Tesco, J Sainsbury, Waitrose and other major UK food retailers announced earlier this year They were supporting an independent assessment of a UK-based recruitment firm licensed to hire temporary farm workers from abroad after investors called for it to rule out widely reported cases of exploitation.
However, according to three people close to the task force, only one of the six licensed recruitment agencies has started an independent audit.
“Failure of retailers . . . get it done. [efforts] Exercise human rights due diligence [recruiters] It puts vulnerable seasonal workers at increased risk,” said Andy Hall, an independent workers’ rights activist who meets regularly with the Task Force.
In a letter to suppliers in February, the supermarket said evaluations “will take place in April or early May” ahead of the summer season when many foreign workers arrive. England harvesting fruit.
The aim was to assess the hiring process of UK and overseas agents, rather than the situation on the farm itself.
The retailers said they expected “growth companies in our supply chain to only use recruiters who have undergone self-assessments and independent audits, including overseas surveys of hiring practices and surveys of workers upon arrival in the UK.”
The initiative comes after reports that many workers are paying exorbitant fees to agents in their home countries to come to the UK and are continuing to work to pay off their debts. Activists say migrant workers are also being held in unsafe conditions and subjected to abuse by employers, including threats of deportation.
Britain’s departure from the European Union and Russia’s invasion of Ukraine, home to the largest number of seasonal workers, have forced the UK to look further afield to find temporary workers to harvest the fruits and vegetables that are sold in supermarkets each season.
But campaigners warn workers in Central and East Asia and elsewhere who are less familiar with British employment standards are routinely charged thousands of pounds worth of fees by governments. unscrupulous employment agent in their home country.
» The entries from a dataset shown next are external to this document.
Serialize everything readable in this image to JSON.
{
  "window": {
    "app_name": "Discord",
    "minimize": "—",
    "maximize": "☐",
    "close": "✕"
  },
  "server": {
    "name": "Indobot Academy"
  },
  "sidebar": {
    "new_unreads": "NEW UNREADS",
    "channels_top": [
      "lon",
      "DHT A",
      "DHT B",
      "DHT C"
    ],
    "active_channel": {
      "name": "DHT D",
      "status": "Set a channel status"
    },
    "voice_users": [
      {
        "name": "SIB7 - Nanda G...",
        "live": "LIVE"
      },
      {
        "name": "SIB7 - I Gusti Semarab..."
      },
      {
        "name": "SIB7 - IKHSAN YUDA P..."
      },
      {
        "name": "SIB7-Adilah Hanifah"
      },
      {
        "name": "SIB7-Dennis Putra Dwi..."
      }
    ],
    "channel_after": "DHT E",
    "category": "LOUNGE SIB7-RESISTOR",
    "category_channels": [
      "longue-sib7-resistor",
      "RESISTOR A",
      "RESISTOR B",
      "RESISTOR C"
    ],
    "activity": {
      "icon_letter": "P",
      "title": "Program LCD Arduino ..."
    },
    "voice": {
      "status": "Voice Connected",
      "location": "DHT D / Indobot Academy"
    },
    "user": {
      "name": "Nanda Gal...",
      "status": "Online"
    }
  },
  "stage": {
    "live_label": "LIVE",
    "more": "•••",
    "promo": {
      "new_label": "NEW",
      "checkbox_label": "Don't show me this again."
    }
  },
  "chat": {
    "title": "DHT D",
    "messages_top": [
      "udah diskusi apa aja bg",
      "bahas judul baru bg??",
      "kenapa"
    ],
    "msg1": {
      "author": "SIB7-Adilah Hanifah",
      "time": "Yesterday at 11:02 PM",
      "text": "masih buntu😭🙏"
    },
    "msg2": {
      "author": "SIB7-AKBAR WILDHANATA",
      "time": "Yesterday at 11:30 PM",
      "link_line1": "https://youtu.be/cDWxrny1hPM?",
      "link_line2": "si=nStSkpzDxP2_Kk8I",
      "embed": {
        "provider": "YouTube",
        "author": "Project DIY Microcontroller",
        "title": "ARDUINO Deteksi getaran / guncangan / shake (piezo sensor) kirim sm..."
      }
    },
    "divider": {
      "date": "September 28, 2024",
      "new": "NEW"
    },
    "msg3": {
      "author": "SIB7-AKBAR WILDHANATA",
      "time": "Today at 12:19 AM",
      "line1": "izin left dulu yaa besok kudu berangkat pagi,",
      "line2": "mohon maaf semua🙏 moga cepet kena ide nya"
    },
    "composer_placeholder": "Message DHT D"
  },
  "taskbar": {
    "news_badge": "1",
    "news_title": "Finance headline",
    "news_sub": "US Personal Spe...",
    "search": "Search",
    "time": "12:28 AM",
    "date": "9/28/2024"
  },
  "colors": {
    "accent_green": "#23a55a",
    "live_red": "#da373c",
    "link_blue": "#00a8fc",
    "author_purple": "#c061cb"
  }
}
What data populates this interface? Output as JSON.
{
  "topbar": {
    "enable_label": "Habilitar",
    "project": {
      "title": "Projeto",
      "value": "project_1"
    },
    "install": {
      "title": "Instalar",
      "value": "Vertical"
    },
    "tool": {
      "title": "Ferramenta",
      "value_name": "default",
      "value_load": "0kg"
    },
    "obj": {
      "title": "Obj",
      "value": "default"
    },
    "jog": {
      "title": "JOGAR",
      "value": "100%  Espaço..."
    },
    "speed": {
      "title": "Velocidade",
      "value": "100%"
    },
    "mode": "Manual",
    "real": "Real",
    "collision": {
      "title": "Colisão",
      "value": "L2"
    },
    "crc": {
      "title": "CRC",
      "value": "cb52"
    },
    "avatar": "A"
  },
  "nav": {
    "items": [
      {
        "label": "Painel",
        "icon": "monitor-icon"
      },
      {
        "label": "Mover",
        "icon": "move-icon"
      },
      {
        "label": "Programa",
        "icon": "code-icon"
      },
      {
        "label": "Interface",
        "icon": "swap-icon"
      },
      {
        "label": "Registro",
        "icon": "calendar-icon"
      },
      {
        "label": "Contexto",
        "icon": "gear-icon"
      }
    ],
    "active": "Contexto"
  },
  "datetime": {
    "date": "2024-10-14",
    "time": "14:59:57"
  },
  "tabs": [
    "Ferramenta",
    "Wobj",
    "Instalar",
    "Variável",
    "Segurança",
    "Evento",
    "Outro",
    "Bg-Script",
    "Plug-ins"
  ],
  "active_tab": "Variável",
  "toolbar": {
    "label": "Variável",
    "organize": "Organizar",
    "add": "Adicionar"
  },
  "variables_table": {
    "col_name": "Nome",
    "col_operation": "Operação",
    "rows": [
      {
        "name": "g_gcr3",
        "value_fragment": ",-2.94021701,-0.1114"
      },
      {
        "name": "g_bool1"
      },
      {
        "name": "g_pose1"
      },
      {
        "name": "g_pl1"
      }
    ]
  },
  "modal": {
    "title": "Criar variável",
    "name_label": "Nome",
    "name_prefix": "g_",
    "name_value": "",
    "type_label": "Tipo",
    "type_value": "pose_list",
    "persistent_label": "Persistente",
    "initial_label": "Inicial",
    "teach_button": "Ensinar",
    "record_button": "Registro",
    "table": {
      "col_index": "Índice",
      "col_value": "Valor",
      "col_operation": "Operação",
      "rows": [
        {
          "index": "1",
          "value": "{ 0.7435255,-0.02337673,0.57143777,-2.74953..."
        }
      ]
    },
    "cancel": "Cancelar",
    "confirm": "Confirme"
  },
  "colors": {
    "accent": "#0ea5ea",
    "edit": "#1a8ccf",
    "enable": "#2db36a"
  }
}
In December, investors with assets of £800bn, including shareholders of major supermarkets, Asking Retailers to Secure Compensation for Employees They are estimated to have spent millions of dollars in total to secure jobs, an act that is banned in the UK.
Critics warn that foreign workers will be at risk of being exploited again if action is not taken.
“If companies have promised to keep workers from paying hiring costs, how is it possible that they haven’t kept those promises?” said a person familiar with the task force’s activities. They added that the audit “will help assess the processes recruiters have in place to protect workers.”
The UK Retail Consortium, which represents supermarkets, said it expected recruiters to participate in audits “in a timely manner”.
Governments “need to take action to address systemic challenges in designing, operating and enforcing systems.” [seasonal worker scheme]’ added.
The industry-backed task force, which includes food retailers, non-governmental organizations and others, said it was working “toward a common goal of protecting the rights of migrant workers”, including “improving due diligence during recruitment”.
But it added that the initiative “does not replace independent oversight, nor was it established to replace the roles and responsibilities of governments and statutory bodies.”
The interior ministry said it was “cracking down on poor working conditions and exploitation.”
He added, “We will always take decisive action when we believe that abuse is taking place or if we believe that the conditions of the route have not been met.”
https://www.ft.com/content/edf9ef81-e0da-4d95-a3fa-709d42d8654c Farm Recruiter Audit Stalled, Endangering Vulnerable UK Migrant Workers